The chapel should not be confused with the Portland Chapel, Great Portland Street, which was also renamed St Paul’s.

St Paul, Rossmore Road, Lisson Grove (St Paul’s Chapel)

This church began as St Paul’s Chapel, built in 1837-1838 soon after the closure of the Bentinck Chapel in Lisson Street. After the Second World War, the parish was united with Emmanuel, Maida Hill, and St Matthew, Maida Hill, to form the parish of St Paul with St Matthew and Emmanuel. In 1971 this parish was united with Christ Church, Cosway Street. St Paul’s Church became one of the parish churches of the parish of Christ Church and St Paul, St Marylebone, until it was closed in September 1977. Records of the parish of St Paul, Rossmore Road include: baptisms (1839-1989); marriages 1860-1958) and banns are at London Metropolitan Archives, Ref: P89/PAU2.

St Peter, Vere Street

St Peter’s, constructed in 1724, was known as the Oxford Chapel, becoming St Peter’s in 1832. The church never had a parish, but was a chapel-of-ease to All Souls, Langham Place. Records of the parish of St Peter Vere Street include baptisms (1916-1976) and marriages (1736-1984) and are at London Metropolitan Archives, Ref: P89/PET.

St Stephen the Martyr, Avenue Road, Hampstead

St Stephen’s Church, Avenue Road was consecrated in 1849 and became a parish in 1856. Although the church was situated in Hampstead, most of its parish lay within St Marylebone. From 1941, St Stephen’s parish was grouped administratively with St Barnabas, Bell Street, Christ Church, Cosway Street, and St John’s Wood Chapel. In 1945 St Stephen’s parish was split, some going to Hampstead with the St Marylebone part forming a new parish called St John’s Wood with St John’s Wood Chapel. Records of the parish of St Stephen the Martyr include baptisms (1913-1945) and marriages (1856-1930) and are at London Metropolitan Archives, Ref: P89/STE1.

St Thomas, Portman Square

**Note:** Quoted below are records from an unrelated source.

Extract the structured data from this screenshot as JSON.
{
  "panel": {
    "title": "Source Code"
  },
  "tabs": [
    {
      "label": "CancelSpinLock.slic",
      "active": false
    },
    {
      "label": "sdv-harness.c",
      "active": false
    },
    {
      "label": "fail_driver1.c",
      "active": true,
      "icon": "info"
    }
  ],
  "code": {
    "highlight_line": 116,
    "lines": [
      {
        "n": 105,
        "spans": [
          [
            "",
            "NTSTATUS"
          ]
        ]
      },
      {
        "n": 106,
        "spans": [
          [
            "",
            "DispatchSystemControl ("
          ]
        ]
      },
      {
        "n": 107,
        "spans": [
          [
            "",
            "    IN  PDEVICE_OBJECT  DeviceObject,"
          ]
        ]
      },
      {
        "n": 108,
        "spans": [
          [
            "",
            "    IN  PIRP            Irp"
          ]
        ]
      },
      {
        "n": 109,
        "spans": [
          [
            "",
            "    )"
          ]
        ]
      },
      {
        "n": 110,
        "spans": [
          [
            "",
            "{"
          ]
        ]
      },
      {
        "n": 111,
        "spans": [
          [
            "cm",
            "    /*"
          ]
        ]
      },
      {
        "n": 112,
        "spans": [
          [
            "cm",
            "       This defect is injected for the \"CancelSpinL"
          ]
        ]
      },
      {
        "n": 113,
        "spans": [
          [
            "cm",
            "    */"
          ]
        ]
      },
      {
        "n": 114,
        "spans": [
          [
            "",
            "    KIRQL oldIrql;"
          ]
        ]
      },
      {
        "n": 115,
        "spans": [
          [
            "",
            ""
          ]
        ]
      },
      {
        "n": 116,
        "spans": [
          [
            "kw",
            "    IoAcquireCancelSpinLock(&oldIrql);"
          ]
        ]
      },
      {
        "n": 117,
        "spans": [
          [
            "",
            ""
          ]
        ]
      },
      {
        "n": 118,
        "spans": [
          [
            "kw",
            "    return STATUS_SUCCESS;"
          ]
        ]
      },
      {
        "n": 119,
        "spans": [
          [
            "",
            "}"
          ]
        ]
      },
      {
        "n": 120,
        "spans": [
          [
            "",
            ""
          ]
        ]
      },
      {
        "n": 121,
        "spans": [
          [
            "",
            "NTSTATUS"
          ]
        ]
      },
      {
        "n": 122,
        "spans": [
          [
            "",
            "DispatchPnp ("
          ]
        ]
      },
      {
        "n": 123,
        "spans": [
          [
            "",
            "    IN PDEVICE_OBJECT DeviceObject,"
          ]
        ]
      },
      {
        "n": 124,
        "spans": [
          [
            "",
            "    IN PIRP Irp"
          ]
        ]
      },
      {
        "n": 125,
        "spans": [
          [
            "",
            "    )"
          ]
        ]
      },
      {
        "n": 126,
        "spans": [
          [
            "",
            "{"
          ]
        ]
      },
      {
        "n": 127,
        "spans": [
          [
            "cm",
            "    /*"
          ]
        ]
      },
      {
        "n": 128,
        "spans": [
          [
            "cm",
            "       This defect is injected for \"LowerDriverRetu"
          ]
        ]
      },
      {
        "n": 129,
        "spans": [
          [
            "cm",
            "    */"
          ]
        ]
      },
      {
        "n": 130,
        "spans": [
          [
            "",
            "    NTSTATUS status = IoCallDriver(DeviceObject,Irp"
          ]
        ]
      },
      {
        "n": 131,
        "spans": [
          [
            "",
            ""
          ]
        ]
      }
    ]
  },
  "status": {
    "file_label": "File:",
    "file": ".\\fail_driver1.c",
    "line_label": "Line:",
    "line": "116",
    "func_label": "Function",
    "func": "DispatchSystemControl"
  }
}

The parish of St Thomas Portman Square was created from the parish of St Marylebone, Marylebone Road in 1858. The church was demolished in 1931. Records of the parish of St Thomas include baptisms (1858-1916) and marriages (1858-1930) are at London Metropolitan Archives, Ref: P89/TMS.